Dr. Floyd Stauffer
2006 Honor Diver
INTERNATIONAL HIGHLIGHTS: 20 FINA Masters World Championships: 1m springboard
(6), 3m springboard (7), 10m platform (7); Since 1975, he has competed in eight age
groups (50-54 thru 85-89); Competed in 49 USA Masters National Diving Championships:
115 gold, 18 silver, 5 bronze medals.
He began swimming on a Lake Michigan beach. He sang in the boys choir of his church
and was able to attend a summer camp where he found a two-inch thick plant, 16 inches
wide and 12 feet long projecting over the water. He would run up and bounce into the air, doing some trick attempting

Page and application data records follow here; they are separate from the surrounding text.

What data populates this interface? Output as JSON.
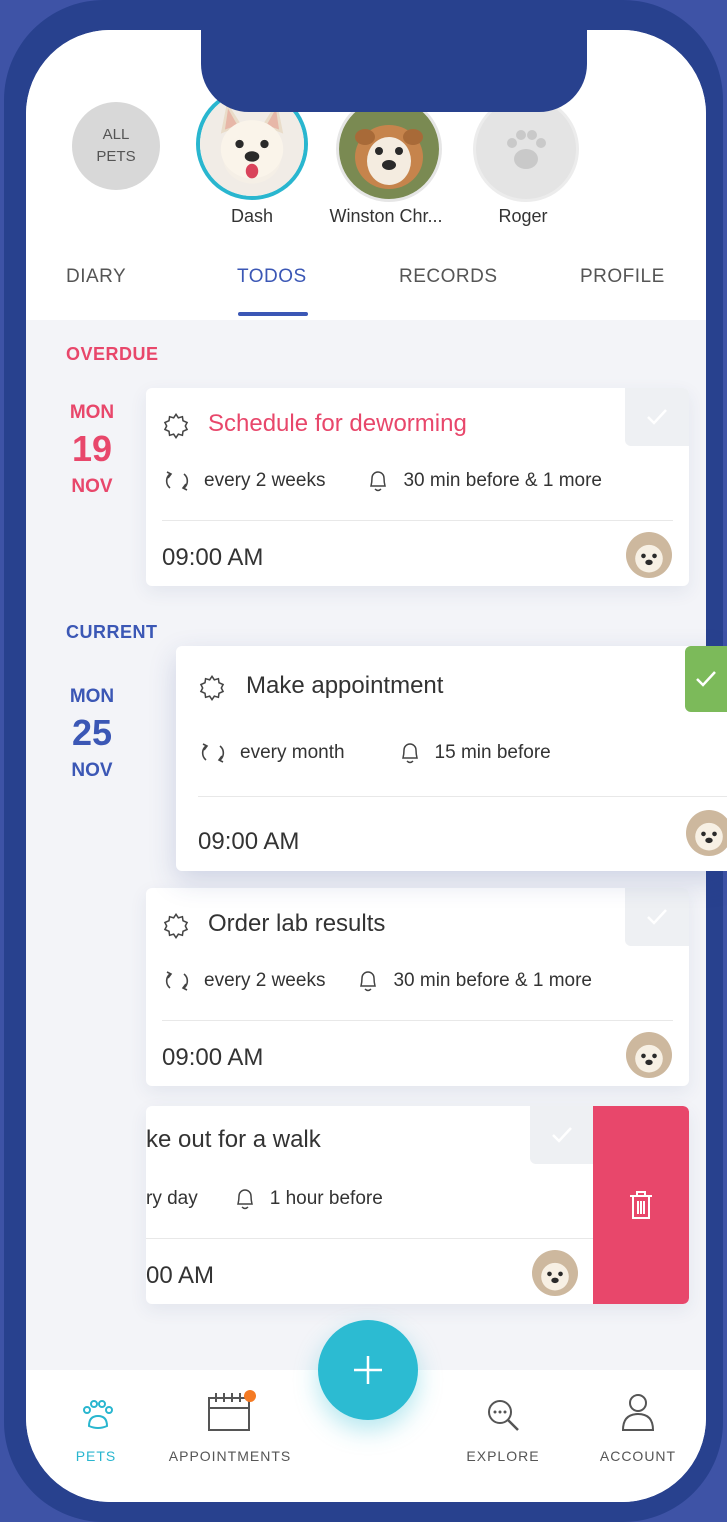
{
  "pets": {
    "all_label": "ALL\nPETS",
    "items": [
      {
        "name": "Dash"
      },
      {
        "name": "Winston Chr..."
      },
      {
        "name": "Roger"
      }
    ]
  },
  "tabs": [
    {
      "label": "DIARY"
    },
    {
      "label": "TODOS"
    },
    {
      "label": "RECORDS"
    },
    {
      "label": "PROFILE"
    }
  ],
  "sections": {
    "overdue": "OVERDUE",
    "current": "CURRENT"
  },
  "dates": [
    {
      "dow": "MON",
      "day": "19",
      "month": "NOV"
    },
    {
      "dow": "MON",
      "day": "25",
      "month": "NOV"
    }
  ],
  "todos": [
    {
      "title": "Schedule for deworming",
      "repeat": "every 2 weeks",
      "reminder": "30 min before & 1 more",
      "time": "09:00 AM"
    },
    {
      "title": "Make appointment",
      "repeat": "every month",
      "reminder": "15 min before",
      "time": "09:00 AM"
    },
    {
      "title": "Order lab results",
      "repeat": "every 2 weeks",
      "reminder": "30 min before & 1 more",
      "time": "09:00 AM"
    },
    {
      "title": "ke out for  a walk",
      "repeat": "ry day",
      "reminder": "1 hour before",
      "time": "00 AM"
    }
  ],
  "nav": {
    "pets": "PETS",
    "appointments": "APPOINTMENTS",
    "explore": "EXPLORE",
    "account": "ACCOUNT"
  },
  "colors": {
    "accent": "#3b57b5",
    "overdue": "#e8476b",
    "fab": "#2cbbd2",
    "done": "#7cba5a",
    "frame": "#28418e"
  },
  "icons": [
    "cog-icon",
    "repeat-icon",
    "bell-icon",
    "check-icon",
    "trash-icon",
    "paw-icon",
    "calendar-icon",
    "search-icon",
    "user-icon",
    "plus-icon"
  ]
}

to land into the water with little injury. Thus were the origins of Floyd "Dal" Stauffer's infamous diving career.
Throughout his life he has sought out pools and platforms, often learning and watching
from other divers. At the 1934World's Fair, he was invited to be part of the diving
exhibitions competing with the country's best divers. To pursue his interest in
physiology, he joined the Navy Reserves but continued to compete throughout college
in club and AAU regional competitions, diving on occasion with a then young
Upon his graduation, he was commissioned overseas near the end of the war. Upon
his return to the US he began diving for the Navy becoming the All-Navy Diving
Champion of 1947. After suffering a back injury, Dal realized that hemust stop diving
for his children's well-being – he could not risk being crippled. Fifteen years
passed before he heard a local sportsman promote the idea of the Senior Olympics.
With the family doing well and feeling healthy, he decided to join both swimming
and diving – and wound up losing the swim to his senior, Buster Crabbe. However,
he faired well in the diving event and began diving regularly. In 1974, Dal went to
Texas for the first Masters diving meet. Since then, he has been participating, coordinating
and diving for the fun of it.
Throughout hisMaster's career, Dal Stauffer has competed in 20 FINA Masters World
Championships and 49 USA Masters National Diving championship throughout
eight age groups beginning with the 50-54 age group. He embodies the heart and
soul of diving where his contributions and legacy will long be remembered. His lifelong
love affair with diving has affected his body. He has lost three inches and has
lost nerve function up and down his spinal cord. At 89, Dal yearns to attend one
more meet and dive into history, being the first to set a Master's diving record for 90